Performance tuning systems

Posted in software-engineering with tags performance-tuning large-scale visibility -

Once a software system is running correctly it is natural to ask, “can we do more with less?” Can we get the system to be more performant without needing to add more capacity?

This can be important as your business grows and succeeds, because you may see increases in:

  • systems scaling and therefore the resource requirements that will scale in unison with any potential inefficiencies.
  • system criticality and therefore demands for lower latencies from customers.

Once the motivation for the performance tuning is understood, it becomes possible to target the investigation into how the current system behaves and to look for opportunities for optimisation.

As discussed in more detail below, the specific technical choices for achieving greater performance can be quite varied. However, by keeping the business goals in mind, we are often able to uncover good opportunities that will aid your business in reaching its goals with the software systems that underpin its operations.


Following the data flow

While there are many different techniques and strategies for increasing system performance, the starting point is always increasing visibility of the system performance characteristics.

This means that the system may need to be instrumented so that statistics and telemetry can be gathered from the system. This might be done via:

  • application specific counters that are published via tools like statsd, graphana, prometheus etc.
  • existing tools like VisualVM for Java or strace for Unix processes.
  • combinations of code changes and tools like dtrace.
  • system measurements like CPU usage, network tx/rx values etc.

With this data in hand, we can start to look for opportunities for improvement. While this is an exploratory exercise, and finding optimisations can not be guaranteed, there are often low hanging fruit. These might include:

  • accidental inclusion of debug logging,
  • double copying of memory buffers,
  • unnecessary allocation of objects,
  • overly conservative synchronisation locks,
  • etc.

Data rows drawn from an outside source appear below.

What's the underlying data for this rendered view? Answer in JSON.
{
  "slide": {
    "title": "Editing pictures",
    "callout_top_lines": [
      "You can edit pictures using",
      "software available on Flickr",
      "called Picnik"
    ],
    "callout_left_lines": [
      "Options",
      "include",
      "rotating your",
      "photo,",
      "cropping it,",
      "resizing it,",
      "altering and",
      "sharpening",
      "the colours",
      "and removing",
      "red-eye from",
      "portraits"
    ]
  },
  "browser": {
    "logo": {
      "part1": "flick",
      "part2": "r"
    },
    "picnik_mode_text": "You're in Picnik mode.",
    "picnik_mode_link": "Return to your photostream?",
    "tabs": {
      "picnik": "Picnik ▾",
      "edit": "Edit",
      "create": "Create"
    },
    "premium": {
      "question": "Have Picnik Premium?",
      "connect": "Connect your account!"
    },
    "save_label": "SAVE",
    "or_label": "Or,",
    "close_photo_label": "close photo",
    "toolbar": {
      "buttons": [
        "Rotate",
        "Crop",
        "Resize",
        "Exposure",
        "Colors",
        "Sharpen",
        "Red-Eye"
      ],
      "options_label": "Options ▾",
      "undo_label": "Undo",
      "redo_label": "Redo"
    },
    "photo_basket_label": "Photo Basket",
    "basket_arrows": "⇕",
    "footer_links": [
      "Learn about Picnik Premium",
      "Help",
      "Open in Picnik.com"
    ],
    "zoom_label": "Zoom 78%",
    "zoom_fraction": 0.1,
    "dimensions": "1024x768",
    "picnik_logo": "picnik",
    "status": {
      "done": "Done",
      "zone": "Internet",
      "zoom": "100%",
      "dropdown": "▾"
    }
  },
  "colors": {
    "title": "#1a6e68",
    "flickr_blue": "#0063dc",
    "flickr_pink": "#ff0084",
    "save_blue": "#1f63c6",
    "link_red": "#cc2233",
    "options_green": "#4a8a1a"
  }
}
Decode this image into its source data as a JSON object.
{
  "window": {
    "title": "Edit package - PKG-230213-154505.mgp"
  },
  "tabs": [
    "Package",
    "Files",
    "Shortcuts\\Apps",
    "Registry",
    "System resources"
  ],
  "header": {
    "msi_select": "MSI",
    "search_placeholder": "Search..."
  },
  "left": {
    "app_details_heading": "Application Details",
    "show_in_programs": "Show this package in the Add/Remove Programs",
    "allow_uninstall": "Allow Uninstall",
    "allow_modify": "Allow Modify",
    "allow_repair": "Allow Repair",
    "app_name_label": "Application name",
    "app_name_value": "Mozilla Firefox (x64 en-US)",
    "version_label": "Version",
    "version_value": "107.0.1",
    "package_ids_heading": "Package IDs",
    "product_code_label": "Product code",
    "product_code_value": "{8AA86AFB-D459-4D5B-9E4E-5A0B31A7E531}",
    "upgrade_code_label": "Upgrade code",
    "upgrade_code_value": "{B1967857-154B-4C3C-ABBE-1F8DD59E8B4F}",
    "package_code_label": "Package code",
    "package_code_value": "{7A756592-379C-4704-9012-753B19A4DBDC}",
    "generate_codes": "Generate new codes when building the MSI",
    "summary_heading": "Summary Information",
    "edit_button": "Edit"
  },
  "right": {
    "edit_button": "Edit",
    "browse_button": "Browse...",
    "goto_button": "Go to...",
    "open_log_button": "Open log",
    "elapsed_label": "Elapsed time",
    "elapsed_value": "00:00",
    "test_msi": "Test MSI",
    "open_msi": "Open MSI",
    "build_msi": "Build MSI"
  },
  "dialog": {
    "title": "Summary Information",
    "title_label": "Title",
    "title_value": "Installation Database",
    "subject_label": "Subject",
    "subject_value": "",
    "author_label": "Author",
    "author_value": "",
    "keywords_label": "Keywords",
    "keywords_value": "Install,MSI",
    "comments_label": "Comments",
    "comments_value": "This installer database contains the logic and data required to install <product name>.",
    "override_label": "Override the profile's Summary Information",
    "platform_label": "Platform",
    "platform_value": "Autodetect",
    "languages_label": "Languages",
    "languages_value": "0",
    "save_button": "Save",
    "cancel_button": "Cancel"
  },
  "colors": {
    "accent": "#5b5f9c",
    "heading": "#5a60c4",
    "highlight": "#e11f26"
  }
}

Once these avenues have been exhausted, we might find that the performance gains are sufficient for the business needs. That is, the results may lower latency to acceptable levels for individual users, or resource usage might make it viable for the business to engage in the next phase of scaling.

However, where the performance gains are still not sufficient we can start to look at gaining a deeper understanding of the data flows and looking for other candidates for change. This might involve more technical changes such as:

  • converting from boxed types to primitive types in order to avoid memory allocation overhead or reduce the complete memory footprint,
  • restructuring subsystems to reduce unnecessary data movement,
  • inverting the use of I/O buffers to be able to manage populated buffers across the full I/O marshalling and transport stack rather than incurring additional data copies,
  • converting data structures from lock-based synchronisation to lock-free implementations based on CAS operations and memory barriers,
  • preallocating bookkeeping data structures and explicitly managing resource pools rather than offloading this work to the garbage collection layer,
  • introducing back-pressure in between concurrently operating subsystems so as to be able to run closer to capacity without resource breaches,
  • etc.

As can be seen, there are many different techniques and avenues that could be explored in order to improve the performance of the system. Sometimes these performance gains can be in multiple orders of magnitude, and make the difference to the bottom line that moves a business from being unviable to having a competitive advantage.

Written by Stewart Gebbie